TASK ITEM -> Set the records down again in full, with every word kept.
+--
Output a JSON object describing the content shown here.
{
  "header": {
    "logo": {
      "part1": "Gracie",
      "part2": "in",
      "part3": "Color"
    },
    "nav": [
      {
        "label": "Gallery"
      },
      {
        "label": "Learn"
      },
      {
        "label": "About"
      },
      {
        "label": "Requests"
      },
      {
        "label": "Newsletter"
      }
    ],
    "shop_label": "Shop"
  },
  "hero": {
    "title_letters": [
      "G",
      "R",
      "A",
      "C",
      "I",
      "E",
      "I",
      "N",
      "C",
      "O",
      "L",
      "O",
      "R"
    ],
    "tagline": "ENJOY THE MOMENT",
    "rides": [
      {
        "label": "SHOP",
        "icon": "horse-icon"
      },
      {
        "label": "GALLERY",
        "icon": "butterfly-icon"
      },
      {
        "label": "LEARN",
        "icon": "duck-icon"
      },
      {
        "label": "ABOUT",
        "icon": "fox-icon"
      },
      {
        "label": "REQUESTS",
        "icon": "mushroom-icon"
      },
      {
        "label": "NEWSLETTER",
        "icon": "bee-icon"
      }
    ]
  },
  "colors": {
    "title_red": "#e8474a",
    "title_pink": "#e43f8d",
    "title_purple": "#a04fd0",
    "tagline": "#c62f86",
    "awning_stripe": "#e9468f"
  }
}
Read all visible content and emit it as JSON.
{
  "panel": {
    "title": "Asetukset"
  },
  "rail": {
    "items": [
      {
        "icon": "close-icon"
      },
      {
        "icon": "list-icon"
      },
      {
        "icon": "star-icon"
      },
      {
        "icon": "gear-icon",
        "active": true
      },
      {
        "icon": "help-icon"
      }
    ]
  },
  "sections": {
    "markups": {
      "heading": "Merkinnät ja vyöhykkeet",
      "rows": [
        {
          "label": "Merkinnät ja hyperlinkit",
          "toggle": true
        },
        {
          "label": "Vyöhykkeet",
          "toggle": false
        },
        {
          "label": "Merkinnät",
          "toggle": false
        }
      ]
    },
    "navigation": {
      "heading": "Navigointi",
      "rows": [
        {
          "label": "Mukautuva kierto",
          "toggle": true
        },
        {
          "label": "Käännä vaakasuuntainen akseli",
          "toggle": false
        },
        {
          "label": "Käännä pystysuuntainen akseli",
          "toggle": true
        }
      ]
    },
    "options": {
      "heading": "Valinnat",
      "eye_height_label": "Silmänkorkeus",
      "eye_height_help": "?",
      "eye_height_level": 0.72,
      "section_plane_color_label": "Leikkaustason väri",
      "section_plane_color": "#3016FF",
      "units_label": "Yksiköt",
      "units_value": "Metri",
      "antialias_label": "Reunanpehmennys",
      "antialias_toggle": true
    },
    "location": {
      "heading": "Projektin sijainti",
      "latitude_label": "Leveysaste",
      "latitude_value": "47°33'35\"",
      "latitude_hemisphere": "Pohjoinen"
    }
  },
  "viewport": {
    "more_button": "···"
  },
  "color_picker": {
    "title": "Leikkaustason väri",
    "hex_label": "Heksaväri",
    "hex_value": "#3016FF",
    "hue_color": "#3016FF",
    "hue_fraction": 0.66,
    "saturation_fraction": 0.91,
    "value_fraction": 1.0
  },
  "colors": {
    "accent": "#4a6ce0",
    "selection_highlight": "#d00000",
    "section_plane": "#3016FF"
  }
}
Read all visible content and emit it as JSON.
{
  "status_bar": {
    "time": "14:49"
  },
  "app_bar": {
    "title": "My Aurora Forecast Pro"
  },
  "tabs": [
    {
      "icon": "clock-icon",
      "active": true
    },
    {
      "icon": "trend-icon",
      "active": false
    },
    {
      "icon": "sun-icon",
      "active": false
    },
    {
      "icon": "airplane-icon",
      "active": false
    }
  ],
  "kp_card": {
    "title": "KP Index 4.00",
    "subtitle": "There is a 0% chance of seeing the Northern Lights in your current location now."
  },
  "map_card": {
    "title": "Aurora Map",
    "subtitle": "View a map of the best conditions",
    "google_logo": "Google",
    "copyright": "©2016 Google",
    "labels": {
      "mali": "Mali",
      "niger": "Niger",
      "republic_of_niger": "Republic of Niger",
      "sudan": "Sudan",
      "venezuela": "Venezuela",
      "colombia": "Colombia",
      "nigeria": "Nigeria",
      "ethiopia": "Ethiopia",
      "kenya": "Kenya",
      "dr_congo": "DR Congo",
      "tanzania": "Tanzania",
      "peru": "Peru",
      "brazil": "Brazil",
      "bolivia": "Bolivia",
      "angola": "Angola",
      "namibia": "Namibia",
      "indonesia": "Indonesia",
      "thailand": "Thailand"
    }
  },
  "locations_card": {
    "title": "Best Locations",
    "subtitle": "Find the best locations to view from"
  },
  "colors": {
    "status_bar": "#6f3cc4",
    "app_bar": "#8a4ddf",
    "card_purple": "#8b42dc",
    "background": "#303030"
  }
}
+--
RESULT ->
Output a JSON object describing the content shown here.
{
  "header": {
    "logo": {
      "part1": "Gracie",
      "part2": "in",
      "part3": "Color"
    },
    "nav": [
      {
        "label": "Gallery"
      },
      {
        "label": "Learn"
      },
      {
        "label": "About"
      },
      {
        "label": "Requests"
      },
      {
        "label": "Newsletter"
      }
    ],
    "shop_label": "Shop"
  },
  "hero": {
    "title_letters": [
      "G",
      "R",
      "A",
      "C",
      "I",
      "E",
      "I",
      "N",
      "C",
      "O",
      "L",
      "O",
      "R"
    ],
    "tagline": "ENJOY THE MOMENT",
    "rides": [
      {
        "label": "SHOP",
        "icon": "horse-icon"
      },
      {
        "label": "GALLERY",
        "icon": "butterfly-icon"
      },
      {
        "label": "LEARN",
        "icon": "duck-icon"
      },
      {
        "label": "ABOUT",
        "icon": "fox-icon"
      },
      {
        "label": "REQUESTS",
        "icon": "mushroom-icon"
      },
      {
        "label": "NEWSLETTER",
        "icon": "bee-icon"
      }
    ]
  },
  "colors": {
    "title_red": "#e8474a",
    "title_pink": "#e43f8d",
    "title_purple": "#a04fd0",
    "tagline": "#c62f86",
    "awning_stripe": "#e9468f"
  }
}
Read all visible content and emit it as JSON.
{
  "panel": {
    "title": "Asetukset"
  },
  "rail": {
    "items": [
      {
        "icon": "close-icon"
      },
      {
        "icon": "list-icon"
      },
      {
        "icon": "star-icon"
      },
      {
        "icon": "gear-icon",
        "active": true
      },
      {
        "icon": "help-icon"
      }
    ]
  },
  "sections": {
    "markups": {
      "heading": "Merkinnät ja vyöhykkeet",
      "rows": [
        {
          "label": "Merkinnät ja hyperlinkit",
          "toggle": true
        },
        {
          "label": "Vyöhykkeet",
          "toggle": false
        },
        {
          "label": "Merkinnät",
          "toggle": false
        }
      ]
    },
    "navigation": {
      "heading": "Navigointi",
      "rows": [
        {
          "label": "Mukautuva kierto",
          "toggle": true
        },
        {
          "label": "Käännä vaakasuuntainen akseli",
          "toggle": false
        },
        {
          "label": "Käännä pystysuuntainen akseli",
          "toggle": true
        }
      ]
    },
    "options": {
      "heading": "Valinnat",
      "eye_height_label": "Silmänkorkeus",
      "eye_height_help": "?",
      "eye_height_level": 0.72,
      "section_plane_color_label": "Leikkaustason väri",
      "section_plane_color": "#3016FF",
      "units_label": "Yksiköt",
      "units_value": "Metri",
      "antialias_label": "Reunanpehmennys",
      "antialias_toggle": true
    },
    "location": {
      "heading": "Projektin sijainti",
      "latitude_label": "Leveysaste",
      "latitude_value": "47°33'35\"",
      "latitude_hemisphere": "Pohjoinen"
    }
  },
  "viewport": {
    "more_button": "···"
  },
  "color_picker": {
    "title": "Leikkaustason väri",
    "hex_label": "Heksaväri",
    "hex_value": "#3016FF",
    "hue_color": "#3016FF",
    "hue_fraction": 0.66,
    "saturation_fraction": 0.91,
    "value_fraction": 1.0
  },
  "colors": {
    "accent": "#4a6ce0",
    "selection_highlight": "#d00000",
    "section_plane": "#3016FF"
  }
}
Read all visible content and emit it as JSON.
{
  "status_bar": {
    "time": "14:49"
  },
  "app_bar": {
    "title": "My Aurora Forecast Pro"
  },
  "tabs": [
    {
      "icon": "clock-icon",
      "active": true
    },
    {
      "icon": "trend-icon",
      "active": false
    },
    {
      "icon": "sun-icon",
      "active": false
    },
    {
      "icon": "airplane-icon",
      "active": false
    }
  ],
  "kp_card": {
    "title": "KP Index 4.00",
    "subtitle": "There is a 0% chance of seeing the Northern Lights in your current location now."
  },
  "map_card": {
    "title": "Aurora Map",
    "subtitle": "View a map of the best conditions",
    "google_logo": "Google",
    "copyright": "©2016 Google",
    "labels": {
      "mali": "Mali",
      "niger": "Niger",
      "republic_of_niger": "Republic of Niger",
      "sudan": "Sudan",
      "venezuela": "Venezuela",
      "colombia": "Colombia",
      "nigeria": "Nigeria",
      "ethiopia": "Ethiopia",
      "kenya": "Kenya",
      "dr_congo": "DR Congo",
      "tanzania": "Tanzania",
      "peru": "Peru",
      "brazil": "Brazil",
      "bolivia": "Bolivia",
      "angola": "Angola",
      "namibia": "Namibia",
      "indonesia": "Indonesia",
      "thailand": "Thailand"
    }
  },
  "locations_card": {
    "title": "Best Locations",
    "subtitle": "Find the best locations to view from"
  },
  "colors": {
    "status_bar": "#6f3cc4",
    "app_bar": "#8a4ddf",
    "card_purple": "#8b42dc",
    "background": "#303030"
  }
}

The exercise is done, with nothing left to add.